Counselor Education and Supervision
Corinne W. Bridges
Counselor education and supervision (CES) faculty members are responsible for adequately preparing counselors-in-training (CIT) for their work with diverse populations. Current literature explains traditional multicultural counseling education in this way; however, little research is available exploring faculty members' personal and professional experiences with intersectionality and how those experiences contribute to their pedagogy. In this dissertation, CES faculty members' experiences with intersectionality theory and how they could use this theory in their multicultural pedagogy were explored. Research questions exploring CES faculty use of intersectionality in their multicultural coursework, how their personal experiences contribute to their pedagogy, and their experiences with privilege and oppression were used to guide the study. The method of inquiry used to collect and analyze data was heuristic in nature due to the focus on contextual experiences of the participants as well as the researcher.

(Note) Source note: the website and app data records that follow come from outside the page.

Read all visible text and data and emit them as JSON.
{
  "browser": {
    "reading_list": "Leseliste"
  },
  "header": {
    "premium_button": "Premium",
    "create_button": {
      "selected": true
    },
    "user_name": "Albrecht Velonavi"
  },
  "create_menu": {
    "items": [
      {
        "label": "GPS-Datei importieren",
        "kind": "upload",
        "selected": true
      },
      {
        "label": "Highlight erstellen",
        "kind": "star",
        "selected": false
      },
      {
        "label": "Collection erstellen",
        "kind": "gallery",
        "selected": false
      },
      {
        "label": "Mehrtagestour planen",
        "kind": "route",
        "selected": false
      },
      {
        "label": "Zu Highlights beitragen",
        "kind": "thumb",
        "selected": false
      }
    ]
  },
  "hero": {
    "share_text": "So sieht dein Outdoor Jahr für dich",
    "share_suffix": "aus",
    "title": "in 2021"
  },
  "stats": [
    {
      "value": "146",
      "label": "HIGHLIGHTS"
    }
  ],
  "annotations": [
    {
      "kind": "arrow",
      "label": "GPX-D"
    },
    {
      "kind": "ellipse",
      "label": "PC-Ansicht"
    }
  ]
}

The results showed how 7 CES faculty members' personal and professional experiences influence their incorporation of intersectionality in their multicultural pedagogy. There were for themes identified in this study: Privilege and Oppression and the use of Intersectionality in Pedagogy, Intentionality and Responsibility to the Students, and Intersectionality for Empowerment and Building Bridges in the Classroom. Based on the themes and findings, the current study could lead to change regarding how multicultural issues are taught and supervised by CES faculty members at CACREP accredited institutions.